Task: Purchase a Monkey Wrench II Cartridge for BASIC Programming on your Atari 800 Computer (10-15 mins)
Needed: Web browser, Atari 800, Atari BASIC cartridge
Time: 10-15 minutes
I learned to program in BASIC on my Atari 400 and then 800 computers. I started with Atari BASIC and later BASIC XL. Atari BASIC was of course quite limited and didn’t have any macro functions to make it easier to work with long programs. The Monkey Wrench and The Monkey Wrench II augmented Atari BASIC by adding a bunch of useful commands such as renumbering the lines, scrolling through your code, and a machine language monitor. Interestingly, the Monkey Wrench cartridges took advantage of the right cartridge slot with Atari BASIC in the left slot. These were among a short list of cartridges released for the right slot. I previously wrote about Magic Dump II that also fits in the right slot. The cartridge used 8K of memory leaving the 48K stock Atari 800 with 32K for BASIC and programs.
Monkey Wrench was developed and released by Eastern House Software. Here is a link to their software catalog from 1983. They also marketed an EPROM board for loading your own software.
First, purchase a Monkey Wrench II cartridge from eBay or another source. Version II is much easier to find that the first one. These are somewhat rare and thus fetch about $75 to $100 each on eBay. I paid $75 for mine. There were four listed in this price range at the time of this post.
Second, you can read the instruction manual here.
Third, you will need an Atari 800 to use it. Plug Atari BASIC into the left slot and Monkey Wrench into the right slot. Power on. You should see the READY prompt followed by text that says The Monkey Wrench II followed by the copyright and the name of the published.
Fourth, a simple test is to type in a short program such as 10 PRINT “MONKEY WRENCH” and 20 GOTO 10. You can renumber the lines using the command >R 1 1. This will convert lines 10 and 20 to 1 and 2. You can also start the monitor with >* as shown in the photo below. This will display the 6502 CPU registers.
I recall owning and using this cartridge back in the day. Sadly, I seem to have lost it along the way and had to buy a new one.
I am not sure how much one would use this tool today as many choose to program on a modern computer before trying on original hardware.
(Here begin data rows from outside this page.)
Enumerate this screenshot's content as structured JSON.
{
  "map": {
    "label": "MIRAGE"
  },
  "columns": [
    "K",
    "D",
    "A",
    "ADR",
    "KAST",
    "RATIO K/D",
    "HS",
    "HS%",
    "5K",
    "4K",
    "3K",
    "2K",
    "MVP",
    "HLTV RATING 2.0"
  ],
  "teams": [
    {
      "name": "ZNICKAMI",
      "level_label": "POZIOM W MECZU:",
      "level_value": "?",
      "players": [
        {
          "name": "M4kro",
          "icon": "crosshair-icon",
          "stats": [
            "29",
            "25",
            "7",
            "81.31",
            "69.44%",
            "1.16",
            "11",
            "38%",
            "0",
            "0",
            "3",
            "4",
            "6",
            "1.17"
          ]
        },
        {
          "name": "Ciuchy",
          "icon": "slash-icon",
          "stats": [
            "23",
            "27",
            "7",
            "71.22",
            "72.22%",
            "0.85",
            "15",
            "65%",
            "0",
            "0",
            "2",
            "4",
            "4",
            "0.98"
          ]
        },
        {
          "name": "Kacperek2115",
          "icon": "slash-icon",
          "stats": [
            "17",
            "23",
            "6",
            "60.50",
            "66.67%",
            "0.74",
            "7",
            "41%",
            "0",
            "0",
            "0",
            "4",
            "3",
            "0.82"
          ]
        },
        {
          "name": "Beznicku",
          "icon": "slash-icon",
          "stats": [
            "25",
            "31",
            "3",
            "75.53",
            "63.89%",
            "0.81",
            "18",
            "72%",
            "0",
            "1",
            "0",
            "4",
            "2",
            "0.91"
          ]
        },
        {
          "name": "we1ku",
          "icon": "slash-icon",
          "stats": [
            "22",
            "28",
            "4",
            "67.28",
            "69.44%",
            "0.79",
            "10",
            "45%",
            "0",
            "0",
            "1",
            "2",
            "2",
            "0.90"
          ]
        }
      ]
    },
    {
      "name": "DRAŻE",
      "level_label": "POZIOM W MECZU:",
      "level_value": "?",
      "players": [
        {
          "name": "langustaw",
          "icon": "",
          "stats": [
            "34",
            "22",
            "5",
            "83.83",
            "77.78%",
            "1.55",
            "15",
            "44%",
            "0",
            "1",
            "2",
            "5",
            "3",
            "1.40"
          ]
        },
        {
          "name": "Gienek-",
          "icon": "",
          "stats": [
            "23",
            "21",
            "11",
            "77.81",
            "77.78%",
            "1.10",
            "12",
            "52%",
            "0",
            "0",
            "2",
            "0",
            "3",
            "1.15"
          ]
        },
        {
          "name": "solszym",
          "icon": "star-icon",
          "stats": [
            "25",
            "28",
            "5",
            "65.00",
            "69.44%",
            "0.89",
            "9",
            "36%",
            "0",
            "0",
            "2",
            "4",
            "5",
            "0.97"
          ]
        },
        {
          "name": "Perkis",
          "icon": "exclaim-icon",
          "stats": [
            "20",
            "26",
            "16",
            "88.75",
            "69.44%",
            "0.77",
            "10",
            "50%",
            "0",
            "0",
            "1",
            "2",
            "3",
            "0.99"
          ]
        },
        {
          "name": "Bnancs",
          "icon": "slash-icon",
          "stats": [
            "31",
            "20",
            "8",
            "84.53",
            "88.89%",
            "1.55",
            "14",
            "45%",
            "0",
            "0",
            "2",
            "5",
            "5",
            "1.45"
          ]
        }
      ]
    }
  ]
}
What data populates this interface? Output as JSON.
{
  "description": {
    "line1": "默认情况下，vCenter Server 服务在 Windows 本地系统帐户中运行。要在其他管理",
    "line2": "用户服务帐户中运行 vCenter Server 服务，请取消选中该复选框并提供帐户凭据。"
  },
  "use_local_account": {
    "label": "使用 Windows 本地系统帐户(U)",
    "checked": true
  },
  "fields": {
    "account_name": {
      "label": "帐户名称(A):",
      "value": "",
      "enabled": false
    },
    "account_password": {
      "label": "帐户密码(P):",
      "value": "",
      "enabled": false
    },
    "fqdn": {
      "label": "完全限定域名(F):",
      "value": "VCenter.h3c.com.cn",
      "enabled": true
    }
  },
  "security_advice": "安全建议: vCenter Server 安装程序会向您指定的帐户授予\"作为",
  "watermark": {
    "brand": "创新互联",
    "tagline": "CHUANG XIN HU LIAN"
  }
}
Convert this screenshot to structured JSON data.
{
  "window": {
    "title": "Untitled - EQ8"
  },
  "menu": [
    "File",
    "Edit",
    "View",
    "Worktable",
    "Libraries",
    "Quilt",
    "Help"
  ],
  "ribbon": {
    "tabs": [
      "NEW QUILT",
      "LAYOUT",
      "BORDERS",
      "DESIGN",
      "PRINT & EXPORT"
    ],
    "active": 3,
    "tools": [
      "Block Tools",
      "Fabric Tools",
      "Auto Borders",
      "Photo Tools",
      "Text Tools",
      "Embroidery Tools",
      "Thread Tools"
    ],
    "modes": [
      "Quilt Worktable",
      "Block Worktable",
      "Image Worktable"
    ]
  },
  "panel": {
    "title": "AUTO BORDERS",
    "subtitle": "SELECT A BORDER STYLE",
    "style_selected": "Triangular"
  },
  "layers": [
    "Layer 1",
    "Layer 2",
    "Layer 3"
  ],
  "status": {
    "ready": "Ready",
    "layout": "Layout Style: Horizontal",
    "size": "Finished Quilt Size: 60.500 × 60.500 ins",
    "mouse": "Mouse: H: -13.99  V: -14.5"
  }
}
Owning a Monkey Wrench cartridge might be of more interest to collectors.
Not sure I have ever seen one of these in original packaging on eBay…